Nearby, at 187 Piccadilly, is Britain’s oldest bookshop, Hatchards, which has been trading since 1797. Mr Hatchard’s portrait is proudly displayed on the staircase. Operating on five floors, the shop holds three royal warrants and is still a favoured bookshop among authors, with its annual party attended by literary luminaries. At 7 Piccadilly Arcade, luxury leather goods brand Swaine Adeney Brigg has been trading since 1750 and is a stylish, old-fashioned blend of craftsmanship, bespoke services and restoration. Products range from Papworth luggage to Herbert Johnson hats.

Jermyn Street, arguably St James’s most famous road, was named after Henry Jermyn and built around 1664. At 89 Jermyn Street is Floris, named after founder Juan Famenias Floris, a Spaniard from Menorca who first set up shop as a barber and perfumer in 1730. The beautiful display cases that line the walls here date back to the Great Exhibition of 1851. Paxton & Whitfield is at number 93 and the well-known Suffolk cheesemonger and provisions merchant moved here in 1797 after almost 60 years of trading at Clare Market – where the London School of Economics now stands. It is Britain’s oldest cheese shop.

On the perpendicular St James’s Street is Lock & Co Hatters, thought to be the oldest hat shop in the world, which dates back to the reign of Charles II and is still family-run. Hatter Robert Davis opened the shop in 1676 and James Lock became the apprentice to Robert’s son Charles in 1747. Lock married Mary Davis, Charles Davis’s daughter, and in 1765 their family and the business moved to the current location. Admiral Lord Nelson visited just before leaving for the Battle of Trafalgar to pay a bill for a hat that had a special built-in eye-shade, while Arthur Wellesley, the first Duke of Wellington, wore one of the shop’s plumed hats at the Battle of Waterloo. Lock & Co also sold the first ever bowler hats in 1849 – although shop staff insist the hats are called ‘Cokes’ after the Norfolk man who ordered them for his gamekeepers.

Next door, wine merchant Berry Bros & Rudd is an 18th-century, eighth-generation family-run firm. Its many distinguished customers have included Lord Byron, George IV, King Louis-Philippe of France and Napoleon III, who used the cellars to hold secret meetings while in exile between 1836-40 – the store’s Napoleon Cellar venue is named after him. Berry Bros & Rudd holds two royal warrants from HM The Queen and HRH The Prince of Wales, and is just a stone’s throw from Prince Charles’s London residence, Clarence House.

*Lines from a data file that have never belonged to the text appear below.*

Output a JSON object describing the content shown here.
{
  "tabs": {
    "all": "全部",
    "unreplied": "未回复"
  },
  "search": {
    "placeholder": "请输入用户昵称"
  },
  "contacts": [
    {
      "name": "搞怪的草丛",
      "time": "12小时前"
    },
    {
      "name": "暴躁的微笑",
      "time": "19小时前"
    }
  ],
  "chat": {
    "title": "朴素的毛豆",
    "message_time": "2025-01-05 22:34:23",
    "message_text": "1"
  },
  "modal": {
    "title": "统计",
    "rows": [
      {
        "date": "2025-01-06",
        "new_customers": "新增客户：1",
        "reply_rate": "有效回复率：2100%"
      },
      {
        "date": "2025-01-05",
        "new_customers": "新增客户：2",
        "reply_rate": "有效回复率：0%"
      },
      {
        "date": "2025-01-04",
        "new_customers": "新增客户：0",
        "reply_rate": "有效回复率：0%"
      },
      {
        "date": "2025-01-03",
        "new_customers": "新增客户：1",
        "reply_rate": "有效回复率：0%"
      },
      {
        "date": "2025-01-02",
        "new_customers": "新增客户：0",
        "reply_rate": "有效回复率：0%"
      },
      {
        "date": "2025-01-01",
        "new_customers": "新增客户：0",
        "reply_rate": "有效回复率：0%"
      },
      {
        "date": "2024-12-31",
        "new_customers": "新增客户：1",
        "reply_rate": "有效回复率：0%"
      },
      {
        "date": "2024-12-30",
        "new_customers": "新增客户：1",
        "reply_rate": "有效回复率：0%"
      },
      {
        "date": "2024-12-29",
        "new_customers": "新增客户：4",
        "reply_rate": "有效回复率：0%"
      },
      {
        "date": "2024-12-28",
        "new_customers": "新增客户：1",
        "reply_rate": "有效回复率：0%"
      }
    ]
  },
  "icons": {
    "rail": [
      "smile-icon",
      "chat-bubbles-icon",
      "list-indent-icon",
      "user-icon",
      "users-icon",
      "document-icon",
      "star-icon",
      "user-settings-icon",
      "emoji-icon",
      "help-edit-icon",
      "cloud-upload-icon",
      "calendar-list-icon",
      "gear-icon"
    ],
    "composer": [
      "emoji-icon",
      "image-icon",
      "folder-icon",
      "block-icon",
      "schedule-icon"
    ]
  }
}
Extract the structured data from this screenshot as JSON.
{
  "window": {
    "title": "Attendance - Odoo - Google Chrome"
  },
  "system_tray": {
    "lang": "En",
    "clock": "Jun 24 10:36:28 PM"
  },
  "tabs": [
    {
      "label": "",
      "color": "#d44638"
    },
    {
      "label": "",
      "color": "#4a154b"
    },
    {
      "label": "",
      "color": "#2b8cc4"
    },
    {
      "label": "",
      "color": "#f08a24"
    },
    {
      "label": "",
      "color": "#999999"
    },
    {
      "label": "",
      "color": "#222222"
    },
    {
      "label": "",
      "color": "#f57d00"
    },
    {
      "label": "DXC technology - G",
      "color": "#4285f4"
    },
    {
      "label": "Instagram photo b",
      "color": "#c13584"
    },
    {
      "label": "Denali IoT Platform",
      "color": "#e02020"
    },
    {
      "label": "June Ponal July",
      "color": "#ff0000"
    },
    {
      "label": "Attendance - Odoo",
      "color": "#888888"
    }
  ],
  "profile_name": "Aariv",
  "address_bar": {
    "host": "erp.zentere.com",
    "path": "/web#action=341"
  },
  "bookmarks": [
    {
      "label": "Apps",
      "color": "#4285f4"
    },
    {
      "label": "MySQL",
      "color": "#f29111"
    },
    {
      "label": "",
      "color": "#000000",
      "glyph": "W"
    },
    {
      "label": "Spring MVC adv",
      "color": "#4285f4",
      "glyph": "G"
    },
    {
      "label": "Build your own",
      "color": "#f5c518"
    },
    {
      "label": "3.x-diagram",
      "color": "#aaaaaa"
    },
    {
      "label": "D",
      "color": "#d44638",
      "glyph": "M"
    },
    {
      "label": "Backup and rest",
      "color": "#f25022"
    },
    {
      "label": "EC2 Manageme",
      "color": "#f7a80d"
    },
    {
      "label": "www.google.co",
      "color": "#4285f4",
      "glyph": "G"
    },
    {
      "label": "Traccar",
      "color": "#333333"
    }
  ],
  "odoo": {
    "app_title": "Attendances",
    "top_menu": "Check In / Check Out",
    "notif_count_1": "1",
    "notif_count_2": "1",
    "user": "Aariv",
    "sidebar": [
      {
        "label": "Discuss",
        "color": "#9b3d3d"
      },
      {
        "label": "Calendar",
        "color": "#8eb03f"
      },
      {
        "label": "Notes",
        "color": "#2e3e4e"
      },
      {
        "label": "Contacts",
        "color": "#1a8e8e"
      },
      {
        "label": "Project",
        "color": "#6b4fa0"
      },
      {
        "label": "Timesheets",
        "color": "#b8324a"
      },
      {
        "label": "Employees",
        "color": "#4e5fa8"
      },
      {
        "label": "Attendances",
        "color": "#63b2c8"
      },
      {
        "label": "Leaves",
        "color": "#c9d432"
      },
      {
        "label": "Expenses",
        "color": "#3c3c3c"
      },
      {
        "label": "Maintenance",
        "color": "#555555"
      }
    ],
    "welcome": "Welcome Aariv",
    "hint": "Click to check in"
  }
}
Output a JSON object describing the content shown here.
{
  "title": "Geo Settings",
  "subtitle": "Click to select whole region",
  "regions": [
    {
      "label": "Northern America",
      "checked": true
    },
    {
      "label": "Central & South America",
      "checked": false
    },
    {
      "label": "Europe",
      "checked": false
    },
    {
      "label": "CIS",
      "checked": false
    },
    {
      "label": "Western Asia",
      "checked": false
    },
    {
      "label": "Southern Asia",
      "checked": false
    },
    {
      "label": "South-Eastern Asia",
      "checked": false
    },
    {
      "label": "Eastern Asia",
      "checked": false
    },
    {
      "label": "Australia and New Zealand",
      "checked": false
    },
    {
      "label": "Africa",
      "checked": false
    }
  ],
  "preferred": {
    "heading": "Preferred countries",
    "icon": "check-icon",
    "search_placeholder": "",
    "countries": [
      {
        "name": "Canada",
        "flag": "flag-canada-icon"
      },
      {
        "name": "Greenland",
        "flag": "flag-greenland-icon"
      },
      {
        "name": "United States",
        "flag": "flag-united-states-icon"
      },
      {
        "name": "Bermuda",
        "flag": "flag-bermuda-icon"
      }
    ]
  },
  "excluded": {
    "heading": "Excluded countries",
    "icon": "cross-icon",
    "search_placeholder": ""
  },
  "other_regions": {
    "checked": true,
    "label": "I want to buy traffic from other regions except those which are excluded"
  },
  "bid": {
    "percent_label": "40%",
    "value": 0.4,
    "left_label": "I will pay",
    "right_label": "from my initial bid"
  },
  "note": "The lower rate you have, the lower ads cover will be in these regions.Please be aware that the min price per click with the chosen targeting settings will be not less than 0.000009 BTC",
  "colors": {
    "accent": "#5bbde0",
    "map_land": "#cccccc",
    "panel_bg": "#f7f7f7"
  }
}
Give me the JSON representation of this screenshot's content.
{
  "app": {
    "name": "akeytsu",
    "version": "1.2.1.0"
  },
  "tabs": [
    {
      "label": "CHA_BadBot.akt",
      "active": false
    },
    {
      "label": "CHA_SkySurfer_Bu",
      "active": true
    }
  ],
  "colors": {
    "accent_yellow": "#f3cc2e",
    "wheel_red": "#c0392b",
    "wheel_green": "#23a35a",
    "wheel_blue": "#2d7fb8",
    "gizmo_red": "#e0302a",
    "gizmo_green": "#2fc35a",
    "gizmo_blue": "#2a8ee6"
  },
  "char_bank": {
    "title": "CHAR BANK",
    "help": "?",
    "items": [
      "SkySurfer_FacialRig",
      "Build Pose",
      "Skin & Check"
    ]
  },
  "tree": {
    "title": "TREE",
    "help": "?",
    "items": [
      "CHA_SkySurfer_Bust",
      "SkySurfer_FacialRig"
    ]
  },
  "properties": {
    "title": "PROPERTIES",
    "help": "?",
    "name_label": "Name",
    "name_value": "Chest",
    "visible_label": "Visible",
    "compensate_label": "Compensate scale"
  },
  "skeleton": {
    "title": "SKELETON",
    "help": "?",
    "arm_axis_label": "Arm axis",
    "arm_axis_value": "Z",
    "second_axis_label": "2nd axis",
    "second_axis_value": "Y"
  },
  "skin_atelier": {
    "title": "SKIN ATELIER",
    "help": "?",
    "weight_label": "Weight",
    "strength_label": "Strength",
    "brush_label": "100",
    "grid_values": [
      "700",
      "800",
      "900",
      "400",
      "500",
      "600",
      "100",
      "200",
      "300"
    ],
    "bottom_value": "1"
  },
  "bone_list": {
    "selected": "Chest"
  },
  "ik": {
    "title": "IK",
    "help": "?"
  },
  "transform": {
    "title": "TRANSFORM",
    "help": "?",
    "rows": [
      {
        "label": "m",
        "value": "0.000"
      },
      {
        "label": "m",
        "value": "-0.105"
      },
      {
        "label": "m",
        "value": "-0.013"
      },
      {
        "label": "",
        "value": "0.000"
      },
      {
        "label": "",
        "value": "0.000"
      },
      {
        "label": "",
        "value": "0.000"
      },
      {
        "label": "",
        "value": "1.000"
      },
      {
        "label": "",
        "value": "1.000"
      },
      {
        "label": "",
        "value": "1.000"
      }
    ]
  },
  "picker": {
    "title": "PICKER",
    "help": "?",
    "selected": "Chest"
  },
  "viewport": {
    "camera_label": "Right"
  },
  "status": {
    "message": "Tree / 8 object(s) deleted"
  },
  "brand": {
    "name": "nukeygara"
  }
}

In 1885 hosier John Arthur Turnbull and salesman Ernest Asser opened a shop that, 10 years later, would become Turnbull & Asser. During the First World War, the company developed a raincoat that doubled as a sleeping bag for the British Army. Over time, as dress codes relaxed and clothing became less formal, men’s dress shirts evolved as noticeable articles of clothing.

“There are few experiences,” the shop’s website states, “more satisfying than pulling on a crisply laundered shirt that’s been made for you and you alone.” The shop kitted out many notable protagonists of the Swinging Sixties and, in 1962, provided the outfits for Sean Connery when he played James Bond. Connery’s dress shirts had turnback cuffs fastened with buttons that became known as cocktail or James Bond cuffs.

Now, more than 350 years since Jermyn’s grand plan came to fruition, St James’s is a hub for shoppers, culture vultures and tourists alike. The district’s mastermind would barely recognise his once humble neighbourhood today – but, after a stroll around the shops, he would no doubt doff his hat to what has been achieved.